Failed supplier Economy Energy owed nearly £12m to customers when it went out of business earlier this year, according to new documents.
Filings with Companies House show the company was £67.6m in debt when it entered administration at the beginning of January.
Most of the money was owed to Ofgem for a £27m renewables fee, and £1.5m to pay back small energy producers who had fed energy into the grid.
Administrators Grant Thornton also identified £11.9m owed to Economy’s 50,000 non-prepaid customers – or around £240 each. However some customers were in debt to the firm.
The company had 180,000 customers on prepayment meters, and employed 203 staff, the report revealed.
Administrators said the company had cash flow difficulties since 2017 when customers used more energy than their direct debit payments covered.
Propped up by revenues from its prepayment customers, the firm managed to keep trading, but these dropped off during last year’s unusually warm summer.
Faced with growing problems, the owners tried to sell, but did not get enough interest. And in October, when its renewables payments were due to Ofgem, Economy Energy realised it would not be able to pay.
A month later Ofgem opened an investigation into the company and rival Spark Energy for their failure to pay into the renewables fund. Days later Spark filed for administration.
As Spark Energy and a series of other challenger suppliers went bust, conditions became even worse for the survivors such as Economy.
Concerned suppliers lowered or removed the amount of credit they would extend to Economy Energy, and the company was no longer able to pay for electricity in arrears.
Tightening belts forced the company to try to refinance in December last year, but again there was not enough take-up.
City A.M. later revealed that while the Economy was looking for extra cash at least eight customers were hit by mystery inflated meter readings on their online statements.
At the beginning of January Economy Energy started preliminary talks with administrators. Just days later Ofgem banned the firm from taking on new customers until it improved its service. Then the firm went bust.

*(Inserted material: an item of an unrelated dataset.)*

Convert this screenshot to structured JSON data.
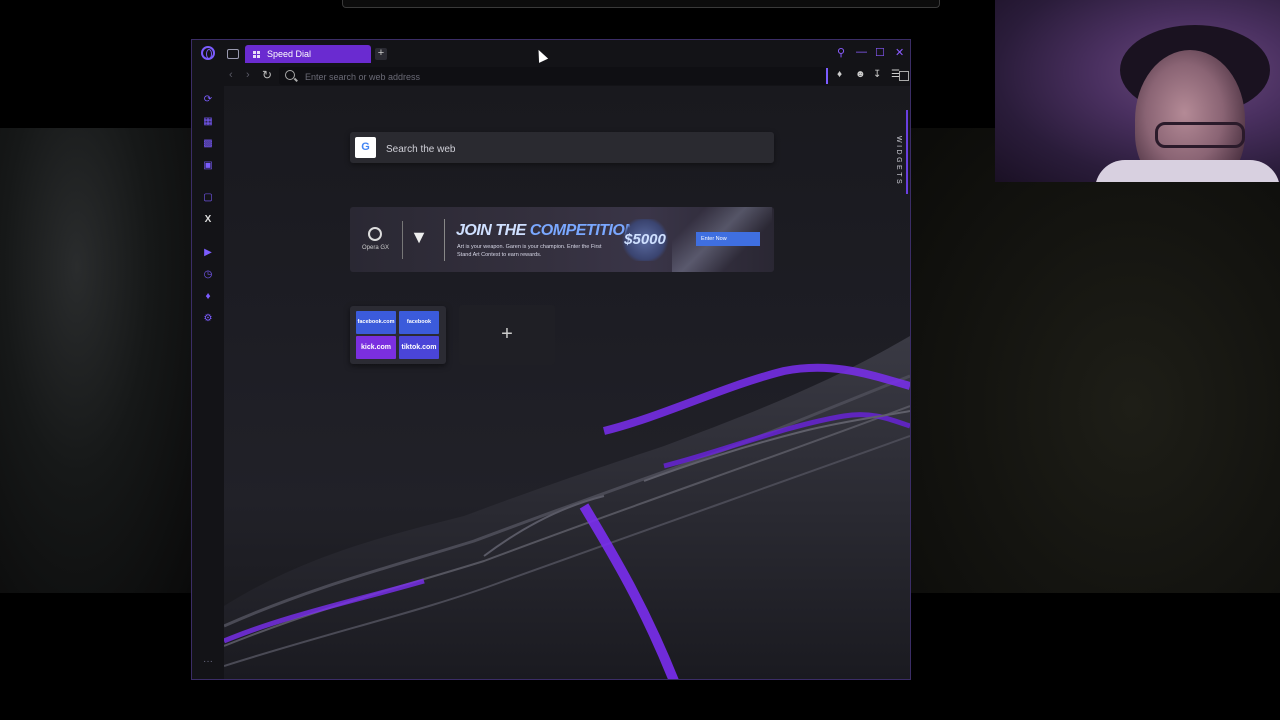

Economy’s 235,000 customers, including businesses, were moved to Ovo Energy under Ofgem’s so-called supplier of last resort process. The move protected the money owed to customers, which will now be footed by the new provider.